The smartphone was designed to fit in your pocket.
Social networking for example happens a lot more on smartphones than on tablets because you can do it quickly on the subway or on your break. Online Shopping on the other hand happens on tablets, simply because of it’s screen size although the smartphone and the tablet are almost identical from a technological perspective. People prefer devices which are designed for a specific situation, even if this choice was not made consciously.
Smartphones are designed to meet the most common denominator, to meet the needs that satisfy the biggest number of people. This approach makes absolute sense but does not mean it is also the best design for all people or situations. With dropping hardware cost and simple ways of manufacturing locally, we now have the opportunity to design interfaces which are truly designed for specific user needs, be it in the cold winter of Siberia, an emergency room or your home; all places that require a very specific user interface.

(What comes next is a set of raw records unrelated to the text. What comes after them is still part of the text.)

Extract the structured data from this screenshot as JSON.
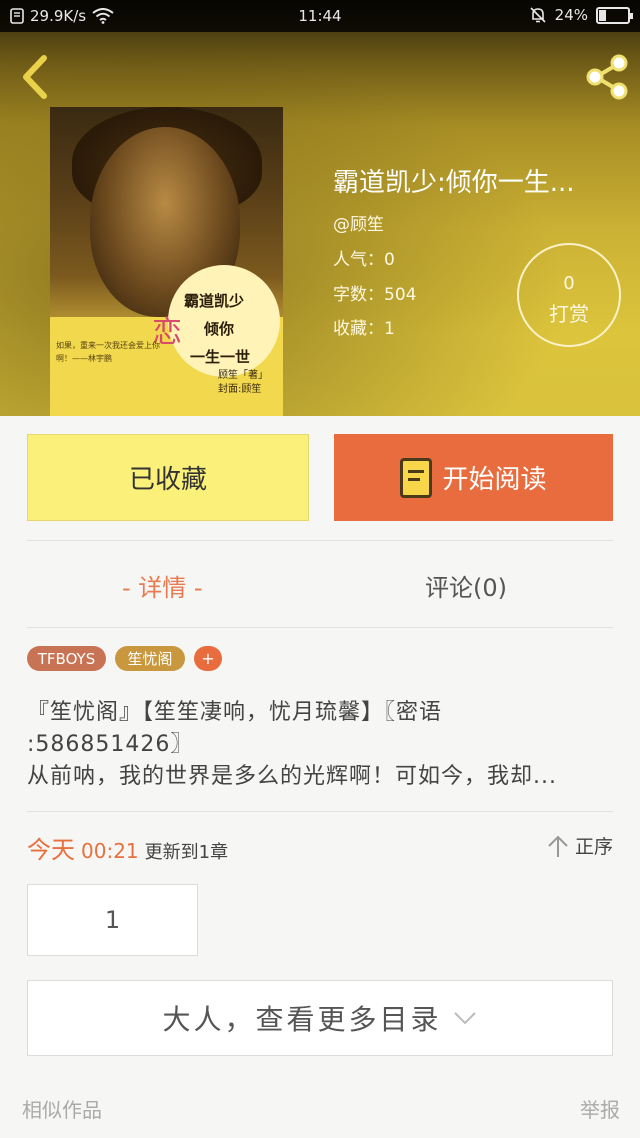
{
  "status_bar": {
    "net_speed": "29.9K/s",
    "time": "11:44",
    "battery": "24%",
    "battery_level": 0.24
  },
  "book": {
    "title": "霸道凯少:倾你一生...",
    "author": "@顾笙",
    "popularity": "人气：0",
    "word_count": "字数：504",
    "favorites": "收藏：1",
    "tip_count": "0",
    "tip_label": "打赏",
    "cover": {
      "title_lines": [
        "霸道凯少",
        "倾你",
        "一生一世"
      ],
      "love_char": "恋",
      "quote": "如果，重来一次我还会爱上你啊！——林宇鹏",
      "credit_lines": [
        "顾笙「著」",
        "封面:顾笙"
      ]
    }
  },
  "actions": {
    "favorited_label": "已收藏",
    "read_label": "开始阅读"
  },
  "tabs": {
    "detail": "- 详情 -",
    "comments": "评论(0)"
  },
  "tags": [
    "TFBOYS",
    "笙忧阁",
    "+"
  ],
  "description": {
    "line1": "『笙忧阁』【笙笙凄响，忧月琉馨】〖密语",
    "line2": ":586851426〗",
    "line3": "从前呐，我的世界是多么的光辉啊！可如今，我却..."
  },
  "update": {
    "day": "今天",
    "time": "00:21",
    "text": "更新到1章",
    "sort_label": "正序"
  },
  "chapters": [
    "1"
  ],
  "more_catalog": "大人，查看更多目录",
  "footer": {
    "similar": "相似作品",
    "report": "举报"
  },
  "colors": {
    "accent": "#e86c3e",
    "favorite_bg": "#fbf17a",
    "tag_tfboys": "#c97355",
    "tag_group": "#c9983e"
  }
}
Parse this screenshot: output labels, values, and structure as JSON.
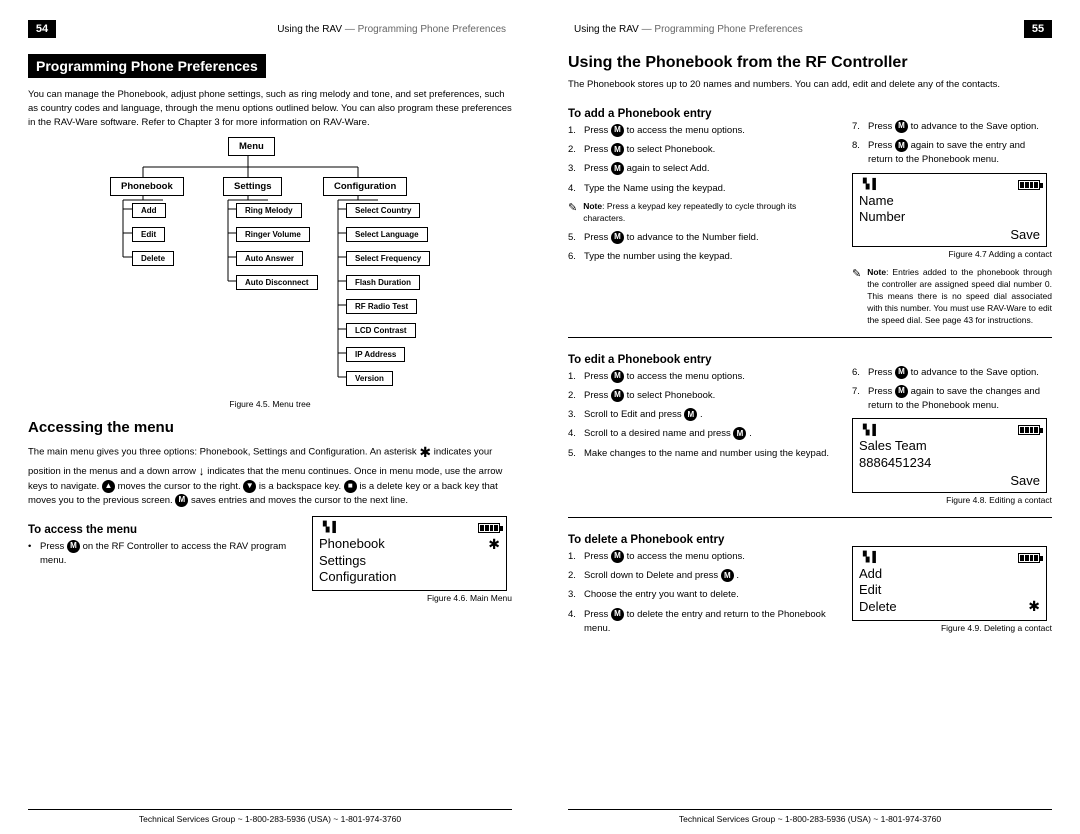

Most of us never think about this but many people actually have problems using a smartphone. The size of the screen and particular the buttons require good sight and motoric control through hands.
Yet, there are 300 million people worldwide that are visually impaired and even more people that are physically handicapped.
9. User Experience
People love real things. Things that you can smell, taste, feel and touch. Clicking a virtually represented button behind glass will never feel real.
Having a conversation through video chat is nothing compared to the awareness, the warmth and even the smell of a person next to you.
People are looking for a way to interact with technology that simply feels real and natural and that addresses all human senses like touching a pen or the sound, smell and touch of turning a page in a newly printed book. People want to regain a certain user experience and quality in life that is being lost through touch screens.
10. Limitation of human abilities
Humans have more then 5 senses. Depending on what scientist you ask, people have at least 10 different senses with different organs to perceive external stimuli. Some of the lesser known senses are the awareness of relative position of body parts, the position in three dimensional space or the sense of equilibrium.
A screen limits us to vision, sound and a “light” version of haptics.
We can do better than that.
There is a new generation of user interfaces that are just around the corner and that are addressing these problems. These include speech recognition, tangible interfaces or augmented reality glasses.